*** Opening Entries supplied ***
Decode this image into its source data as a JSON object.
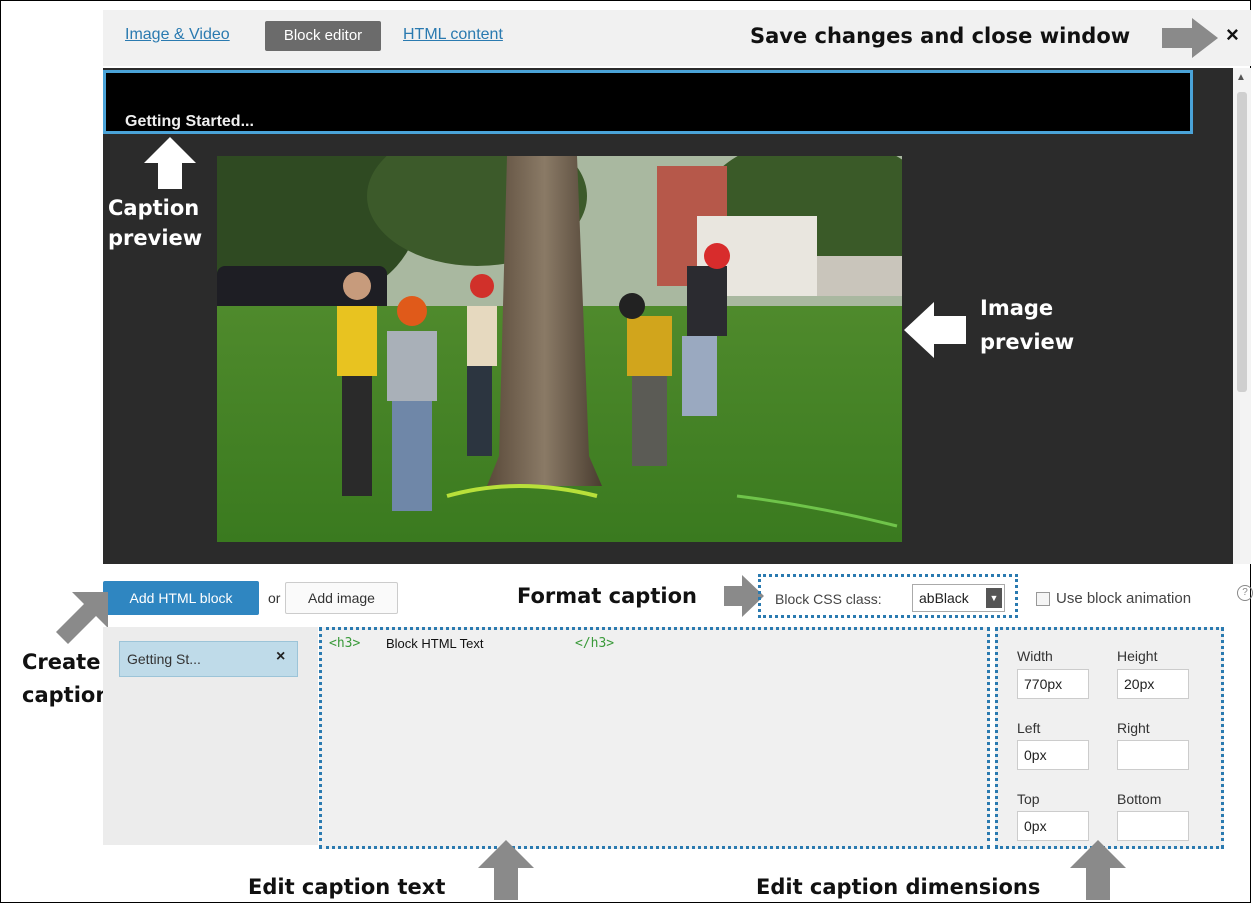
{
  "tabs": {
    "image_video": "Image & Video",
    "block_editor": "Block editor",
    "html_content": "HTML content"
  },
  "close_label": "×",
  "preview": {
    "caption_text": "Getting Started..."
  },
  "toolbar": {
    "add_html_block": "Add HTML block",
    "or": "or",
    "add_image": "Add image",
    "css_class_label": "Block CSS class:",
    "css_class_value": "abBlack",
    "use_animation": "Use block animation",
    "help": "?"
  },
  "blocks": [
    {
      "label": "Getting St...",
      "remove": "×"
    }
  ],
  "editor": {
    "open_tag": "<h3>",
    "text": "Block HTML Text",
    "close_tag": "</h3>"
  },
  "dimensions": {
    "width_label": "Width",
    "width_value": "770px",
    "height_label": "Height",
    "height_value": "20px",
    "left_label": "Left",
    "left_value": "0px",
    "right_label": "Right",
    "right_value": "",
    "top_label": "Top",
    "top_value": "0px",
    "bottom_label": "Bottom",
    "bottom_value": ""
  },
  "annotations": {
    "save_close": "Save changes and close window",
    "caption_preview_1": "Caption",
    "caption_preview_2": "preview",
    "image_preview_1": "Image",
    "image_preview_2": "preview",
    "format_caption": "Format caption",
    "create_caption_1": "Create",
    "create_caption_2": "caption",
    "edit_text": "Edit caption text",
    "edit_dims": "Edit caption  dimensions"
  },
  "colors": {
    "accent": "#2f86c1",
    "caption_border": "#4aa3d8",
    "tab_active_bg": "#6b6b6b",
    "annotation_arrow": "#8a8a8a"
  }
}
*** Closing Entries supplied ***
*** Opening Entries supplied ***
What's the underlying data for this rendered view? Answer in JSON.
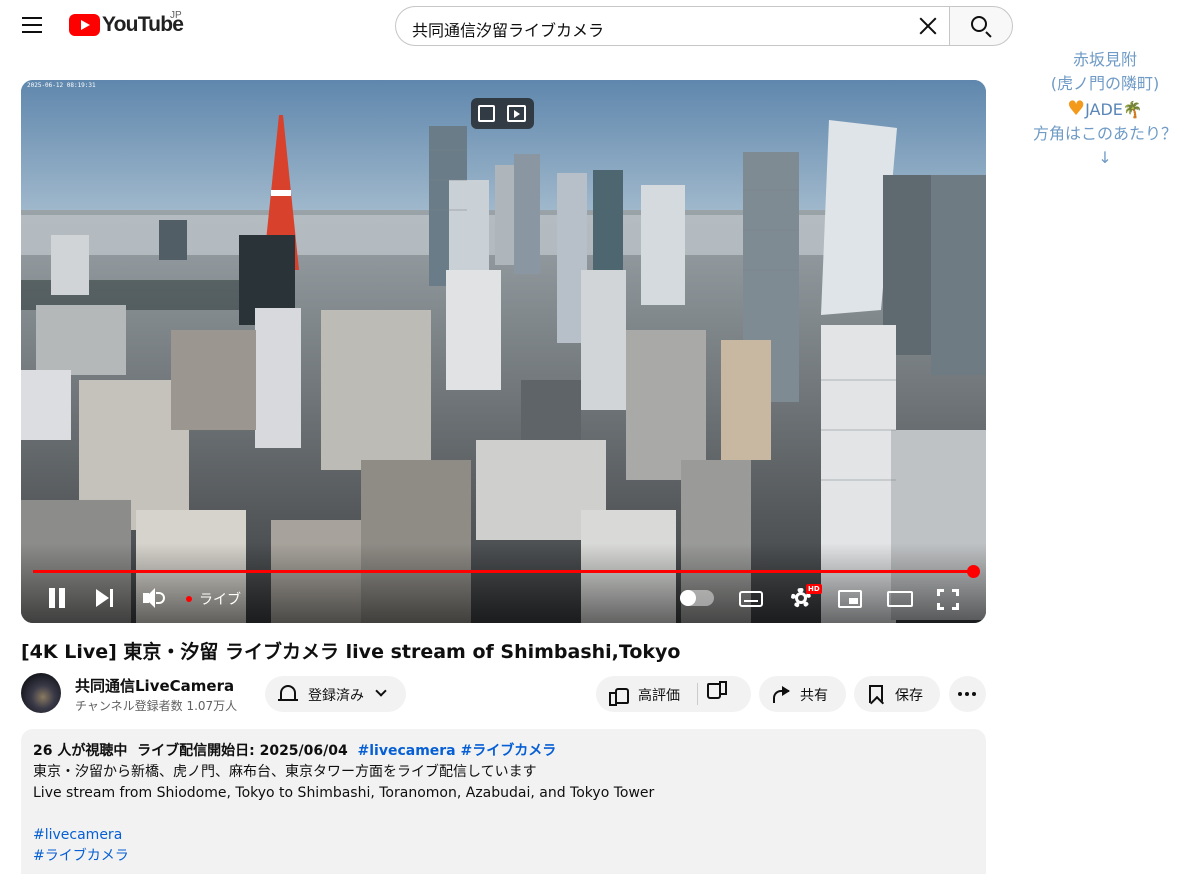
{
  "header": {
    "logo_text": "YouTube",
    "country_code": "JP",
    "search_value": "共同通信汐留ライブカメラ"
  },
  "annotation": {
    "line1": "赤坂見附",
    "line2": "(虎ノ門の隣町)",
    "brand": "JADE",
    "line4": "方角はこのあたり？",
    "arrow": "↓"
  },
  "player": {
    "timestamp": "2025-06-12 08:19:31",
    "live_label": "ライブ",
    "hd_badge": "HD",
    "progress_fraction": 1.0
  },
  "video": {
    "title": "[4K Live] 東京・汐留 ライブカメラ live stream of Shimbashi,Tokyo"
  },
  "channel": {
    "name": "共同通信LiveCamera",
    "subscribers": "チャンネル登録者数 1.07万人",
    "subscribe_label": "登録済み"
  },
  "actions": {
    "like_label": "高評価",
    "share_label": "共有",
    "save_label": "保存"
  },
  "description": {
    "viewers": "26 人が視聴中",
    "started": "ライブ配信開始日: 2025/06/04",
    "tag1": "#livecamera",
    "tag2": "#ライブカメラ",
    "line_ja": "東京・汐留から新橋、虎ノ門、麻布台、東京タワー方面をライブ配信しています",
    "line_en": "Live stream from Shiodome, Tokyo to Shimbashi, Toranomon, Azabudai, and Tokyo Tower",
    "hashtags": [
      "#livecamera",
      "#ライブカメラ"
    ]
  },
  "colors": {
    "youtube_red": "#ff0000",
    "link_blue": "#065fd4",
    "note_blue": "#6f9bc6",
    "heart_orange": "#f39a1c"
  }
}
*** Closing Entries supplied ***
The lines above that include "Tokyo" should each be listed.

    "title": "[4K Live] 東京・汐留 ライブカメラ live stream of Shimbashi,Tokyo"
    "line_en": "Live stream from Shiodome, Tokyo to Shimbashi, Toranomon, Azabudai, and Tokyo Tower",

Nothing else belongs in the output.